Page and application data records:
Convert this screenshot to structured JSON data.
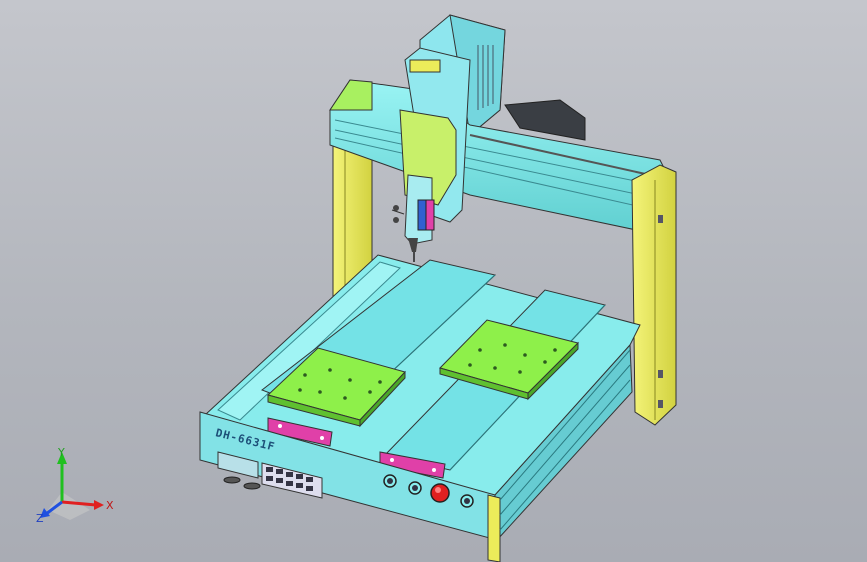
{
  "model": {
    "front_label": "DH-6631F"
  },
  "triad": {
    "x_label": "X",
    "y_label": "Y",
    "z_label": "Z",
    "x_color": "#e02020",
    "y_color": "#20c020",
    "z_color": "#2050e0"
  },
  "colors": {
    "body": "#7ee8e8",
    "frame_yellow": "#ecec5a",
    "fixture_green": "#8ef04a",
    "handle_magenta": "#e040a8",
    "estop_red": "#e02020",
    "display": "#b8e0e8"
  }
}
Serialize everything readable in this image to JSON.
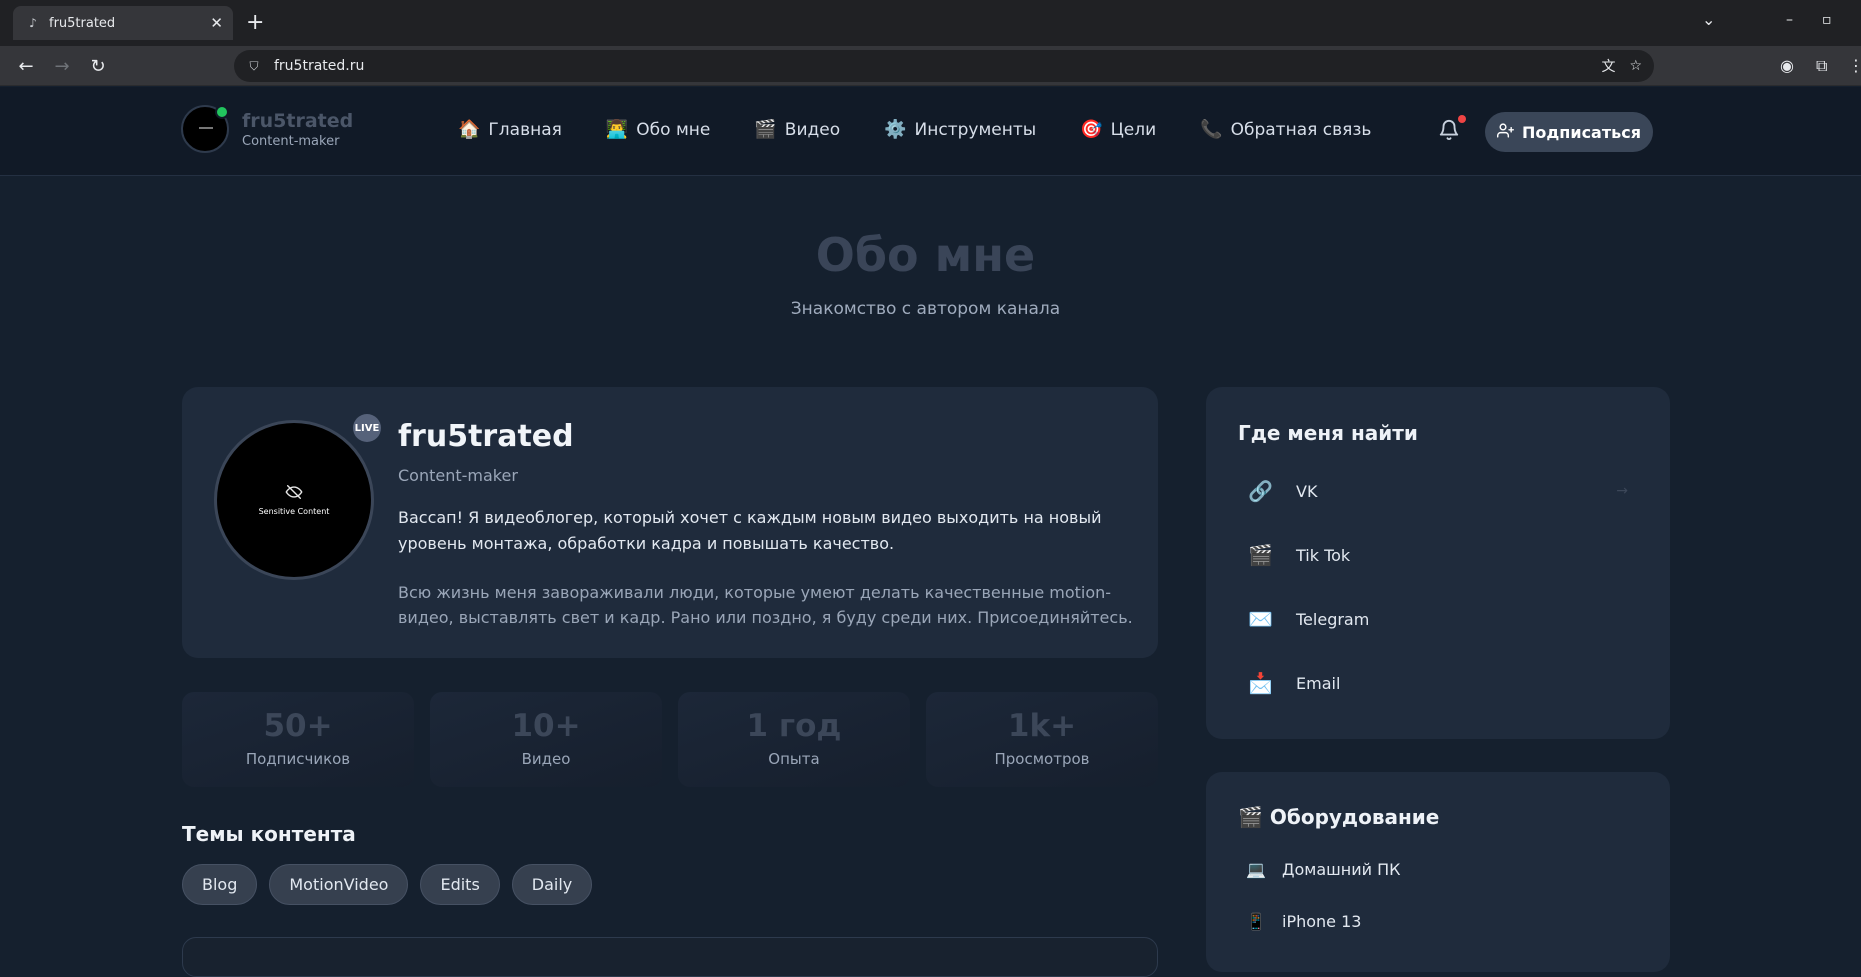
{
  "browser": {
    "tab_title": "fru5trated",
    "url": "fru5trated.ru",
    "new_tab": "+",
    "close": "✕"
  },
  "header": {
    "logo_name": "fru5trated",
    "logo_sub": "Content-maker",
    "nav": [
      {
        "icon": "🏠",
        "label": "Главная"
      },
      {
        "icon": "👨‍💻",
        "label": "Обо мне"
      },
      {
        "icon": "🎬",
        "label": "Видео"
      },
      {
        "icon": "⚙️",
        "label": "Инструменты"
      },
      {
        "icon": "🎯",
        "label": "Цели"
      },
      {
        "icon": "📞",
        "label": "Обратная связь"
      }
    ],
    "subscribe_label": "Подписаться"
  },
  "hero": {
    "title": "Обо мне",
    "subtitle": "Знакомство с автором канала"
  },
  "profile": {
    "avatar_text": "Sensitive Content",
    "live": "LIVE",
    "name": "fru5trated",
    "role": "Content-maker",
    "bio1": "Ваccап! Я видеоблогер, который хочет с каждым новым видео выходить на новый уровень монтажа, обработки кадра и повышать качество.",
    "bio2": "Всю жизнь меня завораживали люди, которые умеют делать качественные motion-видео, выставлять свет и кадр. Рано или поздно, я буду среди них. Присоединяйтесь."
  },
  "stats": [
    {
      "value": "50+",
      "label": "Подписчиков"
    },
    {
      "value": "10+",
      "label": "Видео"
    },
    {
      "value": "1 год",
      "label": "Опыта"
    },
    {
      "value": "1k+",
      "label": "Просмотров"
    }
  ],
  "topics": {
    "title": "Темы контента",
    "items": [
      "Blog",
      "MotionVideo",
      "Edits",
      "Daily"
    ]
  },
  "find": {
    "title": "Где меня найти",
    "links": [
      {
        "icon": "🔗",
        "label": "VK",
        "arrow": "→"
      },
      {
        "icon": "🎬",
        "label": "Tik Tok",
        "arrow": ""
      },
      {
        "icon": "✉️",
        "label": "Telegram",
        "arrow": ""
      },
      {
        "icon": "📩",
        "label": "Email",
        "arrow": ""
      }
    ]
  },
  "equipment": {
    "title": "🎬 Оборудование",
    "items": [
      {
        "icon": "💻",
        "label": "Домашний ПК"
      },
      {
        "icon": "📱",
        "label": "iPhone 13"
      }
    ]
  },
  "colors": {
    "page_bg": "#15202e",
    "card_bg": "#1f2b3c",
    "online": "#22c55e",
    "notification": "#ef4444"
  }
}
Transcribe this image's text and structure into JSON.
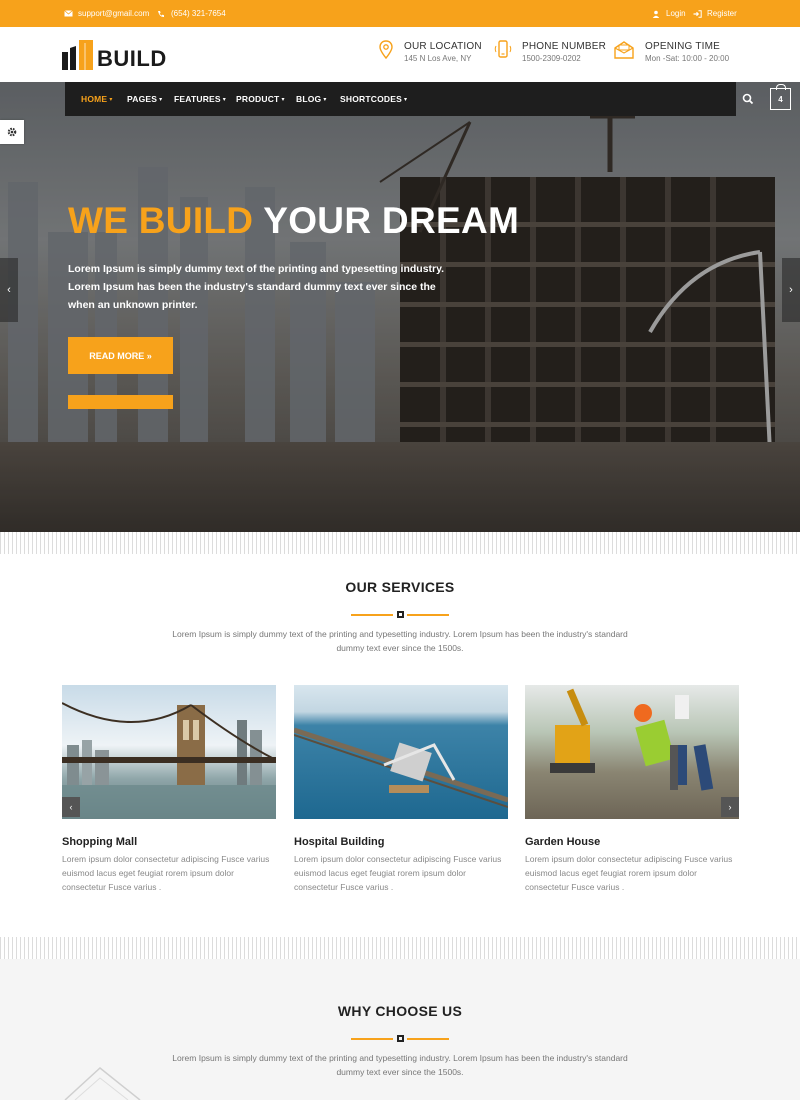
{
  "topbar": {
    "email": "support@gmail.com",
    "phone": "(654) 321-7654",
    "login": "Login",
    "register": "Register"
  },
  "brand": {
    "logo_text": "BUILD"
  },
  "header_info": [
    {
      "title": "OUR LOCATION",
      "sub": "145 N Los Ave, NY",
      "icon": "map-pin-icon"
    },
    {
      "title": "PHONE NUMBER",
      "sub": "1500-2309-0202",
      "icon": "mobile-phone-icon"
    },
    {
      "title": "OPENING TIME",
      "sub": "Mon -Sat: 10:00 - 20:00",
      "icon": "envelope-icon"
    }
  ],
  "nav": {
    "items": [
      {
        "label": "HOME"
      },
      {
        "label": "PAGES"
      },
      {
        "label": "FEATURES"
      },
      {
        "label": "PRODUCT"
      },
      {
        "label": "BLOG"
      },
      {
        "label": "SHORTCODES"
      }
    ],
    "cart_count": "4"
  },
  "hero": {
    "title_highlight": "WE BUILD",
    "title_rest": "YOUR DREAM",
    "text": "Lorem Ipsum is simply dummy text of the printing and typesetting industry. Lorem Ipsum has been the industry's standard dummy text ever since the when an unknown printer.",
    "button": "READ MORE »"
  },
  "services": {
    "title": "OUR SERVICES",
    "desc": "Lorem Ipsum is simply dummy text of the printing and typesetting industry. Lorem Ipsum has been the industry's standard dummy text ever since the 1500s.",
    "cards": [
      {
        "name": "Shopping Mall",
        "desc": "Lorem ipsum dolor consectetur adipiscing Fusce varius euismod lacus eget feugiat rorem ipsum dolor consectetur Fusce varius ."
      },
      {
        "name": "Hospital Building",
        "desc": "Lorem ipsum dolor consectetur adipiscing Fusce varius euismod lacus eget feugiat rorem ipsum dolor consectetur Fusce varius ."
      },
      {
        "name": "Garden House",
        "desc": "Lorem ipsum dolor consectetur adipiscing Fusce varius euismod lacus eget feugiat rorem ipsum dolor consectetur Fusce varius ."
      }
    ]
  },
  "why": {
    "title": "WHY CHOOSE US",
    "desc": "Lorem Ipsum is simply dummy text of the printing and typesetting industry. Lorem Ipsum has been the industry's standard dummy text ever since the 1500s."
  },
  "colors": {
    "accent": "#f7a21b",
    "nav_bg": "#1e1e1e"
  }
}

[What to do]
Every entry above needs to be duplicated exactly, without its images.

[Output of the task]
Convert this screenshot to structured JSON data.
{
  "model": {
    "front_label": "DH-6631F"
  },
  "triad": {
    "x_label": "X",
    "y_label": "Y",
    "z_label": "Z",
    "x_color": "#e02020",
    "y_color": "#20c020",
    "z_color": "#2050e0"
  },
  "colors": {
    "body": "#7ee8e8",
    "frame_yellow": "#ecec5a",
    "fixture_green": "#8ef04a",
    "handle_magenta": "#e040a8",
    "estop_red": "#e02020",
    "display": "#b8e0e8"
  }
}
Serialize everything readable in this image to JSON.
{
  "browser": {
    "tab_title": "fru5trated",
    "url": "fru5trated.ru",
    "new_tab": "+",
    "close": "✕"
  },
  "header": {
    "logo_name": "fru5trated",
    "logo_sub": "Content-maker",
    "nav": [
      {
        "icon": "🏠",
        "label": "Главная"
      },
      {
        "icon": "👨‍💻",
        "label": "Обо мне"
      },
      {
        "icon": "🎬",
        "label": "Видео"
      },
      {
        "icon": "⚙️",
        "label": "Инструменты"
      },
      {
        "icon": "🎯",
        "label": "Цели"
      },
      {
        "icon": "📞",
        "label": "Обратная связь"
      }
    ],
    "subscribe_label": "Подписаться"
  },
  "hero": {
    "title": "Обо мне",
    "subtitle": "Знакомство с автором канала"
  },
  "profile": {
    "avatar_text": "Sensitive Content",
    "live": "LIVE",
    "name": "fru5trated",
    "role": "Content-maker",
    "bio1": "Ваccап! Я видеоблогер, который хочет с каждым новым видео выходить на новый уровень монтажа, обработки кадра и повышать качество.",
    "bio2": "Всю жизнь меня завораживали люди, которые умеют делать качественные motion-видео, выставлять свет и кадр. Рано или поздно, я буду среди них. Присоединяйтесь."
  },
  "stats": [
    {
      "value": "50+",
      "label": "Подписчиков"
    },
    {
      "value": "10+",
      "label": "Видео"
    },
    {
      "value": "1 год",
      "label": "Опыта"
    },
    {
      "value": "1k+",
      "label": "Просмотров"
    }
  ],
  "topics": {
    "title": "Темы контента",
    "items": [
      "Blog",
      "MotionVideo",
      "Edits",
      "Daily"
    ]
  },
  "find": {
    "title": "Где меня найти",
    "links": [
      {
        "icon": "🔗",
        "label": "VK",
        "arrow": "→"
      },
      {
        "icon": "🎬",
        "label": "Tik Tok",
        "arrow": ""
      },
      {
        "icon": "✉️",
        "label": "Telegram",
        "arrow": ""
      },
      {
        "icon": "📩",
        "label": "Email",
        "arrow": ""
      }
    ]
  },
  "equipment": {
    "title": "🎬 Оборудование",
    "items": [
      {
        "icon": "💻",
        "label": "Домашний ПК"
      },
      {
        "icon": "📱",
        "label": "iPhone 13"
      }
    ]
  },
  "colors": {
    "page_bg": "#15202e",
    "card_bg": "#1f2b3c",
    "online": "#22c55e",
    "notification": "#ef4444"
  }
}
Transcribe this image's text and structure into JSON.
{
  "topbar": {
    "email": "support@gmail.com",
    "phone": "(654) 321-7654",
    "login": "Login",
    "register": "Register"
  },
  "brand": {
    "logo_text": "BUILD"
  },
  "header_info": [
    {
      "title": "OUR LOCATION",
      "sub": "145 N Los Ave, NY",
      "icon": "map-pin-icon"
    },
    {
      "title": "PHONE NUMBER",
      "sub": "1500-2309-0202",
      "icon": "mobile-phone-icon"
    },
    {
      "title": "OPENING TIME",
      "sub": "Mon -Sat: 10:00 - 20:00",
      "icon": "envelope-icon"
    }
  ],
  "nav": {
    "items": [
      {
        "label": "HOME"
      },
      {
        "label": "PAGES"
      },
      {
        "label": "FEATURES"
      },
      {
        "label": "PRODUCT"
      },
      {
        "label": "BLOG"
      },
      {
        "label": "SHORTCODES"
      }
    ],
    "cart_count": "4"
  },
  "hero": {
    "title_highlight": "WE BUILD",
    "title_rest": "YOUR DREAM",
    "text": "Lorem Ipsum is simply dummy text of the printing and typesetting industry. Lorem Ipsum has been the industry's standard dummy text ever since the when an unknown printer.",
    "button": "READ MORE »"
  },
  "services": {
    "title": "OUR SERVICES",
    "desc": "Lorem Ipsum is simply dummy text of the printing and typesetting industry. Lorem Ipsum has been the industry's standard dummy text ever since the 1500s.",
    "cards": [
      {
        "name": "Shopping Mall",
        "desc": "Lorem ipsum dolor consectetur adipiscing Fusce varius euismod lacus eget feugiat rorem ipsum dolor consectetur Fusce varius ."
      },
      {
        "name": "Hospital Building",
        "desc": "Lorem ipsum dolor consectetur adipiscing Fusce varius euismod lacus eget feugiat rorem ipsum dolor consectetur Fusce varius ."
      },
      {
        "name": "Garden House",
        "desc": "Lorem ipsum dolor consectetur adipiscing Fusce varius euismod lacus eget feugiat rorem ipsum dolor consectetur Fusce varius ."
      }
    ]
  },
  "why": {
    "title": "WHY CHOOSE US",
    "desc": "Lorem Ipsum is simply dummy text of the printing and typesetting industry. Lorem Ipsum has been the industry's standard dummy text ever since the 1500s."
  },
  "colors": {
    "accent": "#f7a21b",
    "nav_bg": "#1e1e1e"
  }
}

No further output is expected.